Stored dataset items
==========

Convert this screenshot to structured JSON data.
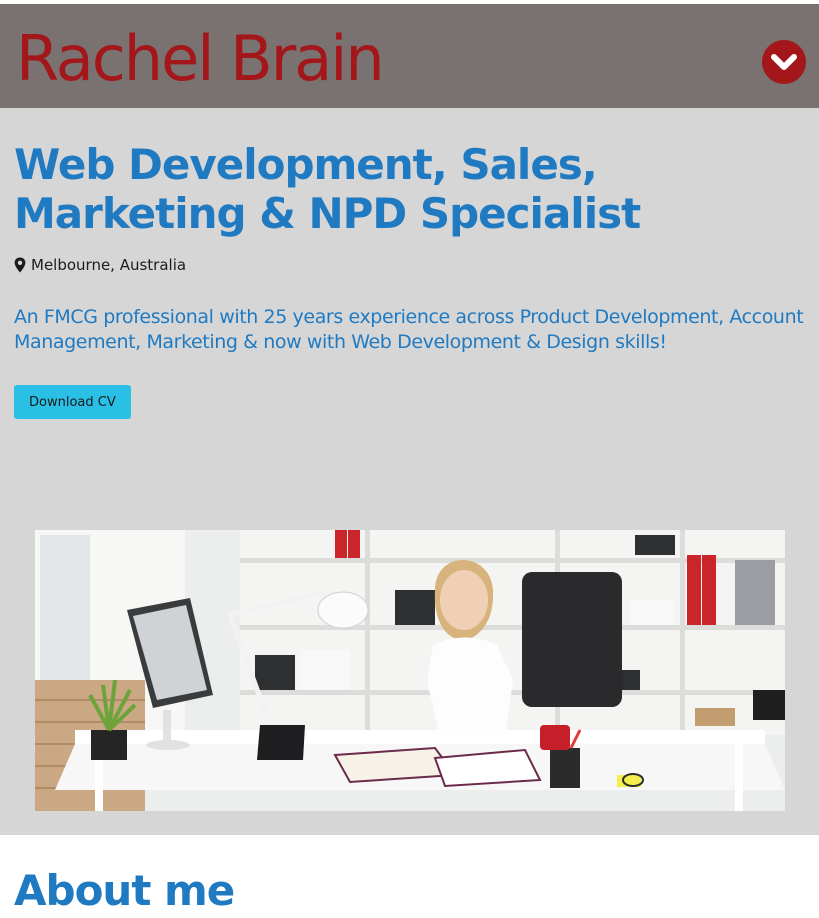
{
  "header": {
    "site_title": "Rachel Brain",
    "menu_icon": "chevron-down-circle-icon"
  },
  "hero": {
    "title": "Web Development, Sales, Marketing & NPD Specialist",
    "location_icon": "map-marker-icon",
    "location": "Melbourne, Australia",
    "summary": "An FMCG professional with 25 years experience across Product Development, Account Management, Marketing & now with Web Development & Design skills!",
    "download_label": "Download CV",
    "image": "photo of woman seated at a white office desk"
  },
  "about": {
    "heading": "About me"
  },
  "colors": {
    "header_bg": "#7a7171",
    "brand_red": "#a3161a",
    "hero_bg": "#d6d6d6",
    "heading_blue": "#1f7ac2",
    "button_cyan": "#2ac0e6"
  }
}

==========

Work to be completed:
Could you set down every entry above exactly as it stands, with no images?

Expected answer:
Convert this screenshot to structured JSON data.
{
  "header": {
    "site_title": "Rachel Brain",
    "menu_icon": "chevron-down-circle-icon"
  },
  "hero": {
    "title": "Web Development, Sales, Marketing & NPD Specialist",
    "location_icon": "map-marker-icon",
    "location": "Melbourne, Australia",
    "summary": "An FMCG professional with 25 years experience across Product Development, Account Management, Marketing & now with Web Development & Design skills!",
    "download_label": "Download CV",
    "image": "photo of woman seated at a white office desk"
  },
  "about": {
    "heading": "About me"
  },
  "colors": {
    "header_bg": "#7a7171",
    "brand_red": "#a3161a",
    "hero_bg": "#d6d6d6",
    "heading_blue": "#1f7ac2",
    "button_cyan": "#2ac0e6"
  }
}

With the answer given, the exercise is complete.